## [Input material]
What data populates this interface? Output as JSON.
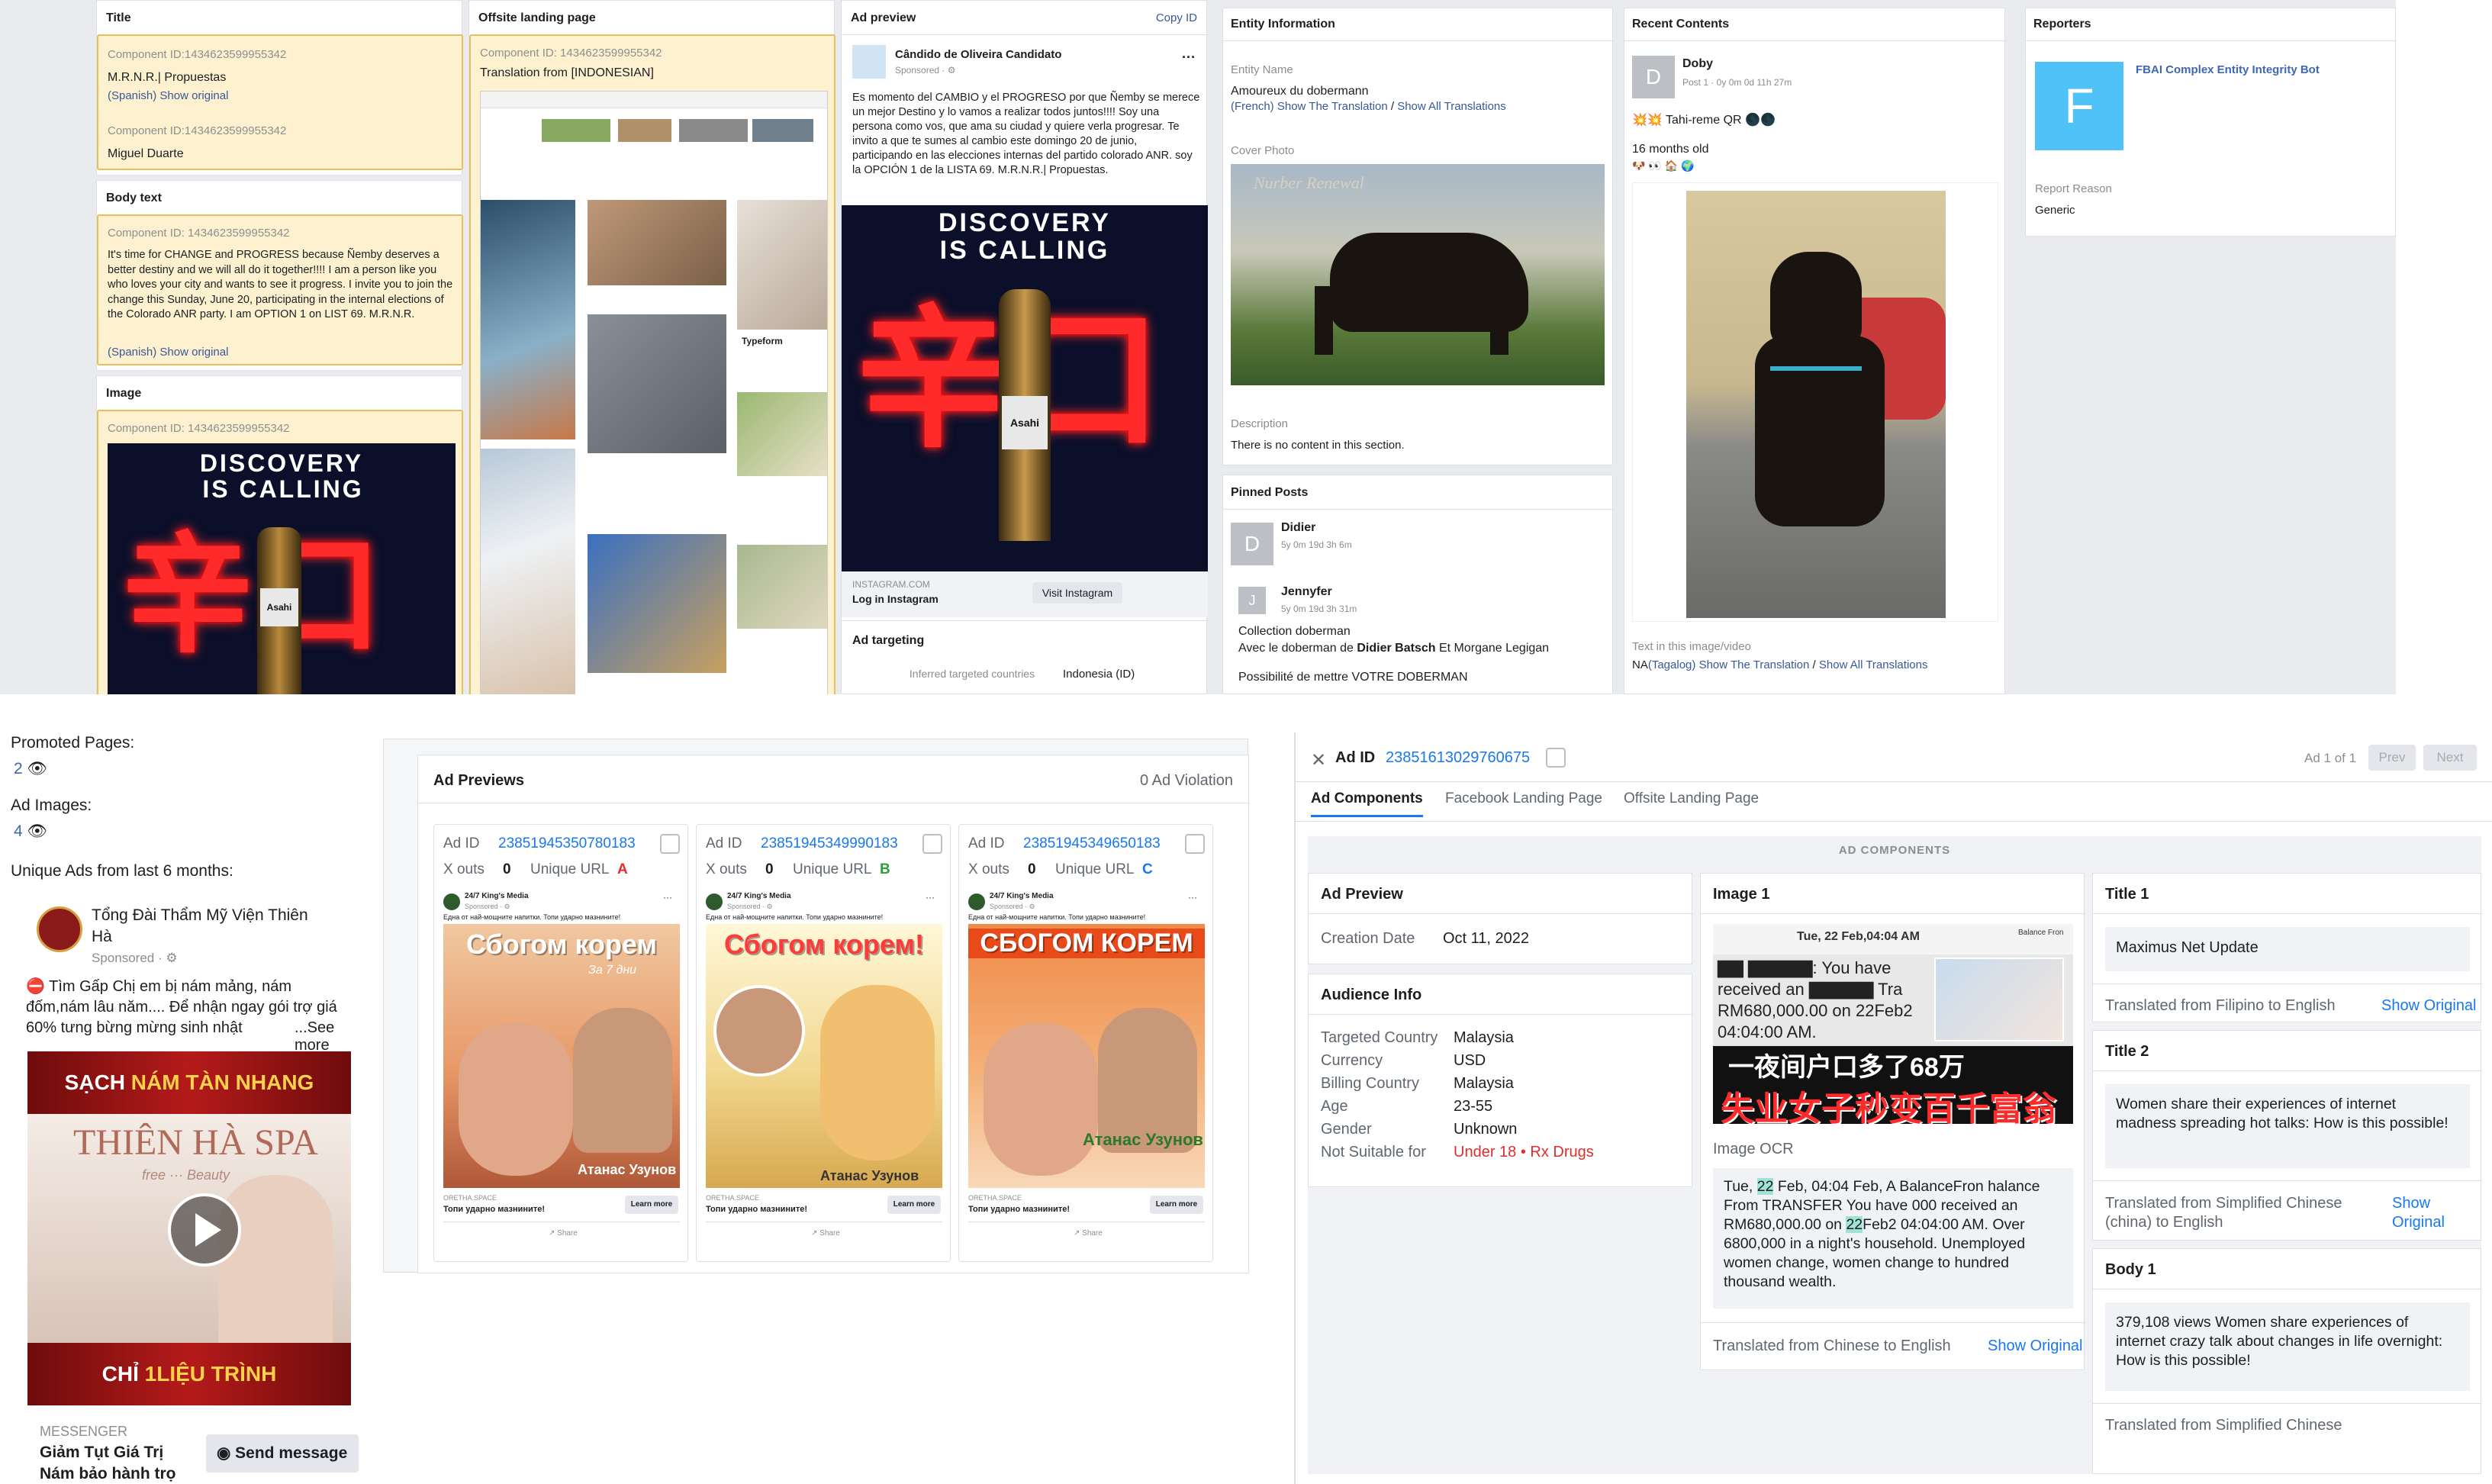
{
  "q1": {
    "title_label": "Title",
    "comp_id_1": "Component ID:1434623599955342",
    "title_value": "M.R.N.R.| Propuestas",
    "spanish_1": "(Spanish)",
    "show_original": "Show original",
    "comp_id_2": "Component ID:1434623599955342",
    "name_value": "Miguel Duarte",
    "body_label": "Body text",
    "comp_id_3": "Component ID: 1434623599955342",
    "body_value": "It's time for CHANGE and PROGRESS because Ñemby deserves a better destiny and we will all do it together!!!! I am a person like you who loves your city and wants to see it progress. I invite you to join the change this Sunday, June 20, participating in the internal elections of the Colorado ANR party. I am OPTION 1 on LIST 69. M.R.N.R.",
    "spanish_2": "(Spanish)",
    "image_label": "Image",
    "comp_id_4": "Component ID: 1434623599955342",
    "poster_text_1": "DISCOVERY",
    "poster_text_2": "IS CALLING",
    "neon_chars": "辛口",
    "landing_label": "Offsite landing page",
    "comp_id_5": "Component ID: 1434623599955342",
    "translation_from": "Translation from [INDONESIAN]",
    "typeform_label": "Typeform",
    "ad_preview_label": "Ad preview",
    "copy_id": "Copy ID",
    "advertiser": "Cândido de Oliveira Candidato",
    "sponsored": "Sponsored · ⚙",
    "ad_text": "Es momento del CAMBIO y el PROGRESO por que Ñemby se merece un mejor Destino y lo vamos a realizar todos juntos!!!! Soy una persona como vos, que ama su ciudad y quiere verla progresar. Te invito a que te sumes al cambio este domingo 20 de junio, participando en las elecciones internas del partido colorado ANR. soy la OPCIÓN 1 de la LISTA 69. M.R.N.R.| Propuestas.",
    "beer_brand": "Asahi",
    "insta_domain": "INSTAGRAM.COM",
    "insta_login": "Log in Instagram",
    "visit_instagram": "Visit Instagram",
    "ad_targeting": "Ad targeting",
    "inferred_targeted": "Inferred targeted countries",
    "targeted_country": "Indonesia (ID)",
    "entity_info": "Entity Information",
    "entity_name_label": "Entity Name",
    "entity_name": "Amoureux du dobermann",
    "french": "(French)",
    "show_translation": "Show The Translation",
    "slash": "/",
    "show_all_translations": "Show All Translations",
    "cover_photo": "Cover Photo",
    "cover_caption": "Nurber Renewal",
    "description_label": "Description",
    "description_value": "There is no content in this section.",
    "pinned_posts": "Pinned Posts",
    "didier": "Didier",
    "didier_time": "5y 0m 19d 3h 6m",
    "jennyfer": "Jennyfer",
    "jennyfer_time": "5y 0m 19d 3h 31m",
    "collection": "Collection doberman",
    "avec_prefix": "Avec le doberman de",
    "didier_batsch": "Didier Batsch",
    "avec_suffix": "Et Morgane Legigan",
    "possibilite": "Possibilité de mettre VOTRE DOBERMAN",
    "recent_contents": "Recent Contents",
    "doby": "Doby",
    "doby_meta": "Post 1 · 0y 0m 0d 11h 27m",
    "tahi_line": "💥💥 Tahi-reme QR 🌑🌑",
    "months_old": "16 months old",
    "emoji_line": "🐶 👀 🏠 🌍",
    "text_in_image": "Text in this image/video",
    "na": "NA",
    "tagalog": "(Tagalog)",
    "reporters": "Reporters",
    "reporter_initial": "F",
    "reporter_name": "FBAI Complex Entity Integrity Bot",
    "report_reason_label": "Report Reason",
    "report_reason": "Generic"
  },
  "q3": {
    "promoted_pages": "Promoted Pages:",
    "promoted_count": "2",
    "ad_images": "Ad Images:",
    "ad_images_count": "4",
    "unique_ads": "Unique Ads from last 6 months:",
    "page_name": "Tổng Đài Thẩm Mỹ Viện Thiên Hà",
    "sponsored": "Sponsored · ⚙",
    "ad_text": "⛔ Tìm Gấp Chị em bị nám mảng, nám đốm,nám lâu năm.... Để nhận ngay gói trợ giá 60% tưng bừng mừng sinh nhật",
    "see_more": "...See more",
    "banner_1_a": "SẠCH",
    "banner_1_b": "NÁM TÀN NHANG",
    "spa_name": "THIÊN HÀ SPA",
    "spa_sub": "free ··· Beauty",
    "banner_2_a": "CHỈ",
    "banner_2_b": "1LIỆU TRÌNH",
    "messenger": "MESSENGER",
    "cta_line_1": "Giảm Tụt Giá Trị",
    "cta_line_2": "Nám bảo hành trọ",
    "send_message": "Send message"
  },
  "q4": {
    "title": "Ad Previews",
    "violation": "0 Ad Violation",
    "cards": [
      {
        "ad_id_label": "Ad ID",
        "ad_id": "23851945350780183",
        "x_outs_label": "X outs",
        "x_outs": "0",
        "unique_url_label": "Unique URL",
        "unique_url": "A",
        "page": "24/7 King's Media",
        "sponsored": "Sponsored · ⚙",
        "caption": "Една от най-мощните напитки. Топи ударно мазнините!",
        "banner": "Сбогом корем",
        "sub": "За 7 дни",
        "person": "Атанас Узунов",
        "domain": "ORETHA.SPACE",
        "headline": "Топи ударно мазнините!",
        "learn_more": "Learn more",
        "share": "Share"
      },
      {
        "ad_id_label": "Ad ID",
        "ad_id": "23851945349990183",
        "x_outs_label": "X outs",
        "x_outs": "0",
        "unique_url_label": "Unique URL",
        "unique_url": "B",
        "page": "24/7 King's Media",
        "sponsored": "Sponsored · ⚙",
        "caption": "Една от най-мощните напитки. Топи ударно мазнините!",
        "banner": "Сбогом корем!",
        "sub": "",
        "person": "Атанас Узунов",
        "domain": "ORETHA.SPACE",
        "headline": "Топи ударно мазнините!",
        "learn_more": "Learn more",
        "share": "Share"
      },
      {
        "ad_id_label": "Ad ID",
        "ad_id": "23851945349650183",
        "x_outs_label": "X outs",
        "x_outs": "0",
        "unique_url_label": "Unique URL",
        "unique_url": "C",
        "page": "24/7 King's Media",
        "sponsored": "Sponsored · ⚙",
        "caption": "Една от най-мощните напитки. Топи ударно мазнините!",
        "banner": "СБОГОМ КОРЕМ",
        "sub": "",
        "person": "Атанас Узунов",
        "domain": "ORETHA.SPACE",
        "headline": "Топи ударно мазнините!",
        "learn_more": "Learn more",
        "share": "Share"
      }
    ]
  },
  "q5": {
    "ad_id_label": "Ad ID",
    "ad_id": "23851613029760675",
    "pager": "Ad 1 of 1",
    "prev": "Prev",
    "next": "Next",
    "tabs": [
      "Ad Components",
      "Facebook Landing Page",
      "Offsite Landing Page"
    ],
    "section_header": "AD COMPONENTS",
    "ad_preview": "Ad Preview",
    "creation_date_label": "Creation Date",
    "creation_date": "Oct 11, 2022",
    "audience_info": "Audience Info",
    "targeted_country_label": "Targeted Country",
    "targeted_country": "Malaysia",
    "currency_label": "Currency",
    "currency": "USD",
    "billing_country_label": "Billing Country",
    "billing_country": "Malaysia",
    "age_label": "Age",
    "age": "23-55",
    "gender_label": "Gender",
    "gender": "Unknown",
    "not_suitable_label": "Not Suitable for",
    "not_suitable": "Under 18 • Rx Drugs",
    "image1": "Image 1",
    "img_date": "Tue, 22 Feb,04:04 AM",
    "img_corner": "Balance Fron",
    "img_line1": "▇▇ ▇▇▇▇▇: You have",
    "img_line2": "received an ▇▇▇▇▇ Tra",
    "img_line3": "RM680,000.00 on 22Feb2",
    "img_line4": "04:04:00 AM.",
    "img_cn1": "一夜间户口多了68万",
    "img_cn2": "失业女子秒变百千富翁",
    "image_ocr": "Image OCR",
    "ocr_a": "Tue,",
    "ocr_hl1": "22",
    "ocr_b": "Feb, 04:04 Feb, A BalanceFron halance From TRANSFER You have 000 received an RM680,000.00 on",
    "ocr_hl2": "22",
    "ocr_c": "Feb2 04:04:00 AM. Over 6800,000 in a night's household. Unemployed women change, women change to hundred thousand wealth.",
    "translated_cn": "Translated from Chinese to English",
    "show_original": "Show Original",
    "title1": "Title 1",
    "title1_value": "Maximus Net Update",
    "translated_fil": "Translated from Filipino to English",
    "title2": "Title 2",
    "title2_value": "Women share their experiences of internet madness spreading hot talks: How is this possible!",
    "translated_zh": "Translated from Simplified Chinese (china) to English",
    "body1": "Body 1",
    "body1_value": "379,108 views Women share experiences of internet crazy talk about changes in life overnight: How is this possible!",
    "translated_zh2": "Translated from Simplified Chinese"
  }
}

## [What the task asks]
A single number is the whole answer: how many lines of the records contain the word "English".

## [Expected output]
3